**Assigned task:** Starting from the line containing "Parse this screenshot: output", write out the rest of the entries exactly, through the final line, including nothing else.

Component data from apps and pages:
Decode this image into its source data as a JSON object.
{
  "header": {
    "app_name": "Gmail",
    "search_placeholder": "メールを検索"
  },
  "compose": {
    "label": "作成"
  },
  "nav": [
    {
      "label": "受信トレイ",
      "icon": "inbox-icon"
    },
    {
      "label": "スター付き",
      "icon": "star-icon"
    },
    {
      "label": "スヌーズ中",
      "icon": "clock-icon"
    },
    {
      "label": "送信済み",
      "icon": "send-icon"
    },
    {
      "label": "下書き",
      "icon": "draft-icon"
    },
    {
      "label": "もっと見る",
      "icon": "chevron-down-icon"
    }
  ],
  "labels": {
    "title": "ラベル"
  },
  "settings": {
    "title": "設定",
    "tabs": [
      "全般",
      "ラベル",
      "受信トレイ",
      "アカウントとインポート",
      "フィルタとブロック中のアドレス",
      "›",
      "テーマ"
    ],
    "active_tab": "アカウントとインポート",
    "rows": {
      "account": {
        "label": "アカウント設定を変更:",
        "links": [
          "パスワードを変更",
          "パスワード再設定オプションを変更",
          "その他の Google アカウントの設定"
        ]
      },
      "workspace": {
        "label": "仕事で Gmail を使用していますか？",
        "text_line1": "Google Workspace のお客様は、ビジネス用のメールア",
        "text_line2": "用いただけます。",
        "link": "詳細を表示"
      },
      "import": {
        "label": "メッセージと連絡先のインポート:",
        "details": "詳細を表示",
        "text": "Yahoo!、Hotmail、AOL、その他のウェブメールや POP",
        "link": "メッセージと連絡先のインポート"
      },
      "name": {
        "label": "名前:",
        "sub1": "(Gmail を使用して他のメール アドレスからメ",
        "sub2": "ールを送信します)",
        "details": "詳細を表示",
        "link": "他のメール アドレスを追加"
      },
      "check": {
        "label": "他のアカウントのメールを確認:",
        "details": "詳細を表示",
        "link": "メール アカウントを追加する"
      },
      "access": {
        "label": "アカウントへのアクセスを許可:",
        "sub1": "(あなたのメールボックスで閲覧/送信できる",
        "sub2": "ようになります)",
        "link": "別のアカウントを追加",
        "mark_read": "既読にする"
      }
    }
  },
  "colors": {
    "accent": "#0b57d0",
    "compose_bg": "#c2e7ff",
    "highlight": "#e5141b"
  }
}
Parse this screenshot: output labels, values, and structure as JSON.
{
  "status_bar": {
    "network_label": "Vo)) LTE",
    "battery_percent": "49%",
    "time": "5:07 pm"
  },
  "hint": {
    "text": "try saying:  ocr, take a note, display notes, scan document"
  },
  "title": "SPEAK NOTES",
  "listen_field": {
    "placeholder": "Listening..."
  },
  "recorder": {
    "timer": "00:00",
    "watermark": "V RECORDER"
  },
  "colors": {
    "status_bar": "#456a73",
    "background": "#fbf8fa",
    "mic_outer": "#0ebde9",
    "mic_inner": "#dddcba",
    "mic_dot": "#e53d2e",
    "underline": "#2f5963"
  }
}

**Finished task:**
Parse this screenshot: output labels, values, and structure as JSON.
{
  "status_bar": {
    "network_label": "Vo)) LTE",
    "battery_percent": "49%",
    "time": "5:07 pm"
  },
  "hint": {
    "text": "try saying:  ocr, take a note, display notes, scan document"
  },
  "title": "SPEAK NOTES",
  "listen_field": {
    "placeholder": "Listening..."
  },
  "recorder": {
    "timer": "00:00",
    "watermark": "V RECORDER"
  },
  "colors": {
    "status_bar": "#456a73",
    "background": "#fbf8fa",
    "mic_outer": "#0ebde9",
    "mic_inner": "#dddcba",
    "mic_dot": "#e53d2e",
    "underline": "#2f5963"
  }
}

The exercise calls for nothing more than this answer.